* This individual variability is a nicely shown in the blood glucose responses shown below. These graphs show the responses of two individuals to glucose and bread. Each test was repeated, giving two lines for each participant's response to each of the two foods. You can see that each participant had reasonably similar responses each time they ate each of the foods. However, the top participant had a much higher Glycemic Response to glucose than a bread, this is what would be expected from the published Glycemic Index values. However, the participant in the lower graph has an inverted response, with higher glycemic response to bread than glucose.<br/>[[File:ZeeviF2 E.jpg|none|thumb|300px| The blood glucose responses to the standardized meals of glucose and bread for two individuals.]]
cloths below show two individuals Glycemic Response to an honors and cookies. Here you can see the individuals had opposite responses to the two foods. Personally, I am a little cautious in interpreting this data as the honors and cookies were not standardized. It's possible that the top participant had an extremely ripe banana, and a high fat cookie, while the lower participant had an unripe banana, and a low fat cookie.<br/>[[File:ZeeviF2 G.jpg |none|thumb|300px| The blood glucose response to anonymous and cookies in two individuals.]]
* While the study found large variability, it also found that the average Glycemic Response generally corresponded well to the published figures.<br/>[[File:ZeeviF2 F.jpg|none|thumb|300px| The average Glycemic Response in absolute terms to various foods.]]
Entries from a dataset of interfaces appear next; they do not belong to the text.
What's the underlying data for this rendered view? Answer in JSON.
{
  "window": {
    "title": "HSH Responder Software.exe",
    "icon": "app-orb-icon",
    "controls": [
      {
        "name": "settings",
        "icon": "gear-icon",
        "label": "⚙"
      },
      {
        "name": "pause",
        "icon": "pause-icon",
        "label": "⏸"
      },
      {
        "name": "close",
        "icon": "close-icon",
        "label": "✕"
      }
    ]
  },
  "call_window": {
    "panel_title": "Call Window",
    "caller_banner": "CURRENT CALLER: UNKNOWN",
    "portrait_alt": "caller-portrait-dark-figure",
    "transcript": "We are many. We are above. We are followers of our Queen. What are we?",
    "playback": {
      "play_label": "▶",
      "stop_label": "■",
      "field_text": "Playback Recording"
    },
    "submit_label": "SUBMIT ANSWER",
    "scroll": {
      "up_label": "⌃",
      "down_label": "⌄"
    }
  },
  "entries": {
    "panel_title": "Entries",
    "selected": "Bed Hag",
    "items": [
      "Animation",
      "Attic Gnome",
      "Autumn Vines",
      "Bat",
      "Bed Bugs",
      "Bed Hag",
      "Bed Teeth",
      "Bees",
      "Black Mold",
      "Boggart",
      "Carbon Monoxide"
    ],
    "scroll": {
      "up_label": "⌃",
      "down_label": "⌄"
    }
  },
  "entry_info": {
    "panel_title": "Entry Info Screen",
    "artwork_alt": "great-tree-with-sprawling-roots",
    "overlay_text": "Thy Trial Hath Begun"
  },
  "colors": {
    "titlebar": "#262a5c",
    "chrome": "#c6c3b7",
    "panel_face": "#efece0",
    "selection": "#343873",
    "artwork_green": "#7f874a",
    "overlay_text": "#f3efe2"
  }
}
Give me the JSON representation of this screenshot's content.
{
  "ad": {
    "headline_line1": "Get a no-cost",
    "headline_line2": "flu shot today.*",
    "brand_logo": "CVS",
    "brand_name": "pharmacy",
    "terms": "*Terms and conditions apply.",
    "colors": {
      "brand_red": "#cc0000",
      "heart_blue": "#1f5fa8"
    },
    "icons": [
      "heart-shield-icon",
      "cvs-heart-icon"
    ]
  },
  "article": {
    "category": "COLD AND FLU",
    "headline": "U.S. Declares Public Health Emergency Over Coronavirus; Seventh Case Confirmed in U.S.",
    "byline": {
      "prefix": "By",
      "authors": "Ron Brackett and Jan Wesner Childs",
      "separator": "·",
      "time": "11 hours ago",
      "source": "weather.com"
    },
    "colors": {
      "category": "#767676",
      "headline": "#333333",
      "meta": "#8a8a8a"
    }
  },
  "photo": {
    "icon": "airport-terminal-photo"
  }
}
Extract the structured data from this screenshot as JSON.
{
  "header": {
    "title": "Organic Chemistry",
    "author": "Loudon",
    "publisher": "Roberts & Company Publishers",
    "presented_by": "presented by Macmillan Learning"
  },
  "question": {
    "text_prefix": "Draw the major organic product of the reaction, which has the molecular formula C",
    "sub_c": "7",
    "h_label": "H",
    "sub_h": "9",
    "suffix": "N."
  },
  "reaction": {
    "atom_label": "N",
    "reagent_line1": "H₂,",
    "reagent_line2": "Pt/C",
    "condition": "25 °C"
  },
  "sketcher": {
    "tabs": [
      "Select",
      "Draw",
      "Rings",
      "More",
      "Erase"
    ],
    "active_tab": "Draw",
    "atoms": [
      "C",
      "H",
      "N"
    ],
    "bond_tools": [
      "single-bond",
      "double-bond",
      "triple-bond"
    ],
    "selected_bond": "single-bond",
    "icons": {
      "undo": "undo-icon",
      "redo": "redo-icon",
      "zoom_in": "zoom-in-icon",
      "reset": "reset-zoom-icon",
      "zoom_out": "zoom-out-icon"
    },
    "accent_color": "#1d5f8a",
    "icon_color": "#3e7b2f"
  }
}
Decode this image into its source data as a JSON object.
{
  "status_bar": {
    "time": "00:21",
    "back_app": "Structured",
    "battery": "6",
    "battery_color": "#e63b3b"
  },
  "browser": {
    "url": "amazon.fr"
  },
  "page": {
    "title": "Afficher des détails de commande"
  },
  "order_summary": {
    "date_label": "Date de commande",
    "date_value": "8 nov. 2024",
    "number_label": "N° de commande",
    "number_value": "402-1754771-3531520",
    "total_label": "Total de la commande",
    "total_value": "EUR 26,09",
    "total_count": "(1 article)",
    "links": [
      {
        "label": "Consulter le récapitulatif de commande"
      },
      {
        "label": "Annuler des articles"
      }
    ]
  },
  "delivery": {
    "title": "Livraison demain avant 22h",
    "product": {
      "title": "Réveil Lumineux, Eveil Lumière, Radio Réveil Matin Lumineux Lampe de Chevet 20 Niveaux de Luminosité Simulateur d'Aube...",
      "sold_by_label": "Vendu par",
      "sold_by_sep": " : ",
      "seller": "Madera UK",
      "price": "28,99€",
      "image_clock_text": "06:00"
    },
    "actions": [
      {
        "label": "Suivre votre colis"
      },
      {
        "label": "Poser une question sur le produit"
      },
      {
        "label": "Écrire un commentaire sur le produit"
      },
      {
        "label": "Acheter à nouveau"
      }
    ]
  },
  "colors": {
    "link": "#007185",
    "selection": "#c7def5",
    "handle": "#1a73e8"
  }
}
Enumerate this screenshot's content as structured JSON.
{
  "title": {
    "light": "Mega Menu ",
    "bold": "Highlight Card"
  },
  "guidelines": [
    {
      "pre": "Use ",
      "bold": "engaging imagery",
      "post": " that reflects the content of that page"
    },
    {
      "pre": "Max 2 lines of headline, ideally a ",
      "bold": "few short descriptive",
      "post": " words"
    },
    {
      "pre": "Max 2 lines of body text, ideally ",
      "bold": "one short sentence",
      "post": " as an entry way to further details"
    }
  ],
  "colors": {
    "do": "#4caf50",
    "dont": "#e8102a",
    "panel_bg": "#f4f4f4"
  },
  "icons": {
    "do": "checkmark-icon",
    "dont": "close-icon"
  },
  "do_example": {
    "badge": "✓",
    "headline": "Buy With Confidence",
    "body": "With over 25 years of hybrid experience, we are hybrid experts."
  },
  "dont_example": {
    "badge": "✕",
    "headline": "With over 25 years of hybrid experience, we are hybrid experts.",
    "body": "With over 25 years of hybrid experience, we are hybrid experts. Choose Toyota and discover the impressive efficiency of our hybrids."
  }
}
The research team used the data from the 800 participants to create a computer model to predict the Glycemic Response of a further hundred subjects. This computer model was able to predict the Glycemic Response surprisingly well (r=0.70 for those into statistics.) Analysis of the computer model revealed a number of factors that tend to predict the glycemic response.